What to produce: Return the entries below verbatim. Pictures stay out.
Exercise input START
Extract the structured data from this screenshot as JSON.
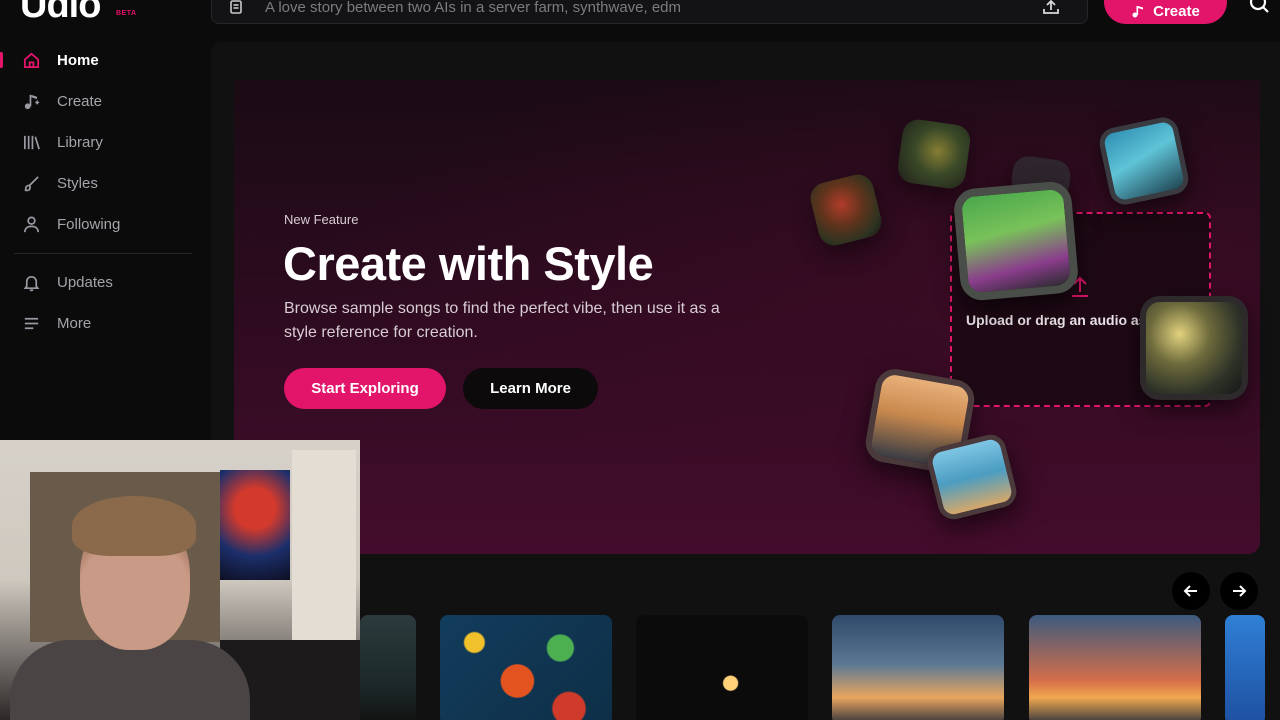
{
  "app": {
    "logo_text": "Udio",
    "beta_label": "BETA"
  },
  "search": {
    "placeholder": "A love story between two AIs in a server farm, synthwave, edm"
  },
  "topbar": {
    "create_label": "Create"
  },
  "sidebar": {
    "items": [
      {
        "label": "Home",
        "icon": "home-icon",
        "active": true
      },
      {
        "label": "Create",
        "icon": "music-note-icon"
      },
      {
        "label": "Library",
        "icon": "library-icon"
      },
      {
        "label": "Styles",
        "icon": "brush-icon"
      },
      {
        "label": "Following",
        "icon": "person-icon"
      },
      {
        "label": "Updates",
        "icon": "bell-icon"
      },
      {
        "label": "More",
        "icon": "menu-icon"
      }
    ]
  },
  "hero": {
    "tag": "New Feature",
    "title": "Create with Style",
    "description": "Browse sample songs to find the perfect vibe, then use it as a style reference for creation.",
    "primary_button": "Start Exploring",
    "secondary_button": "Learn More",
    "dropzone_text": "Upload or drag an audio as a style"
  },
  "carousel": {
    "prev_icon": "arrow-left-icon",
    "next_icon": "arrow-right-icon"
  },
  "colors": {
    "accent": "#e3156b",
    "background": "#0b0b0c",
    "hero_bg": "#2a0b1e"
  }
}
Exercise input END
Exercise result:
Extract the structured data from this screenshot as JSON.
{
  "app": {
    "logo_text": "Udio",
    "beta_label": "BETA"
  },
  "search": {
    "placeholder": "A love story between two AIs in a server farm, synthwave, edm"
  },
  "topbar": {
    "create_label": "Create"
  },
  "sidebar": {
    "items": [
      {
        "label": "Home",
        "icon": "home-icon",
        "active": true
      },
      {
        "label": "Create",
        "icon": "music-note-icon"
      },
      {
        "label": "Library",
        "icon": "library-icon"
      },
      {
        "label": "Styles",
        "icon": "brush-icon"
      },
      {
        "label": "Following",
        "icon": "person-icon"
      },
      {
        "label": "Updates",
        "icon": "bell-icon"
      },
      {
        "label": "More",
        "icon": "menu-icon"
      }
    ]
  },
  "hero": {
    "tag": "New Feature",
    "title": "Create with Style",
    "description": "Browse sample songs to find the perfect vibe, then use it as a style reference for creation.",
    "primary_button": "Start Exploring",
    "secondary_button": "Learn More",
    "dropzone_text": "Upload or drag an audio as a style"
  },
  "carousel": {
    "prev_icon": "arrow-left-icon",
    "next_icon": "arrow-right-icon"
  },
  "colors": {
    "accent": "#e3156b",
    "background": "#0b0b0c",
    "hero_bg": "#2a0b1e"
  }
}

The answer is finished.